ACTIVITY:
Every entry that follows should be output exactly, and every image in it left out.
++++
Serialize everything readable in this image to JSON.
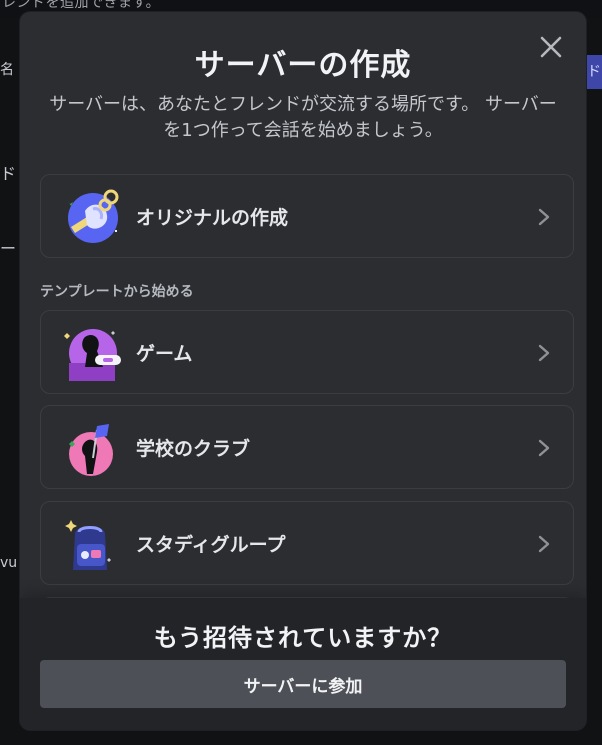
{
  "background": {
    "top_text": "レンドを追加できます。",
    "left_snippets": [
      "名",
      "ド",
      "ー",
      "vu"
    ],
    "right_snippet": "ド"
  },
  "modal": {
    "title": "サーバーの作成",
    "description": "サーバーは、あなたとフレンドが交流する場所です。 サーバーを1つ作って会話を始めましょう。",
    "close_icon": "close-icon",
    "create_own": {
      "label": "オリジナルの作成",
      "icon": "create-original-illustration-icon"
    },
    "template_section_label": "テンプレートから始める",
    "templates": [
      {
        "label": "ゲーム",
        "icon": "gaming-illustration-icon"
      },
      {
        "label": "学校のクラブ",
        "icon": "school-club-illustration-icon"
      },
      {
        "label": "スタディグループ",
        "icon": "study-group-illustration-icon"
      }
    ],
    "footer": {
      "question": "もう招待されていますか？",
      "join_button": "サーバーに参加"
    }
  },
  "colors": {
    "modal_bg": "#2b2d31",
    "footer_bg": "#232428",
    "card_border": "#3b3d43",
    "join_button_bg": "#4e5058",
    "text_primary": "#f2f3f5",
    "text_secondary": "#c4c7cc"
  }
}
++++
TASK RESPONSE:
Serialize everything readable in this image to JSON.
{
  "background": {
    "top_text": "レンドを追加できます。",
    "left_snippets": [
      "名",
      "ド",
      "ー",
      "vu"
    ],
    "right_snippet": "ド"
  },
  "modal": {
    "title": "サーバーの作成",
    "description": "サーバーは、あなたとフレンドが交流する場所です。 サーバーを1つ作って会話を始めましょう。",
    "close_icon": "close-icon",
    "create_own": {
      "label": "オリジナルの作成",
      "icon": "create-original-illustration-icon"
    },
    "template_section_label": "テンプレートから始める",
    "templates": [
      {
        "label": "ゲーム",
        "icon": "gaming-illustration-icon"
      },
      {
        "label": "学校のクラブ",
        "icon": "school-club-illustration-icon"
      },
      {
        "label": "スタディグループ",
        "icon": "study-group-illustration-icon"
      }
    ],
    "footer": {
      "question": "もう招待されていますか？",
      "join_button": "サーバーに参加"
    }
  },
  "colors": {
    "modal_bg": "#2b2d31",
    "footer_bg": "#232428",
    "card_border": "#3b3d43",
    "join_button_bg": "#4e5058",
    "text_primary": "#f2f3f5",
    "text_secondary": "#c4c7cc"
  }
}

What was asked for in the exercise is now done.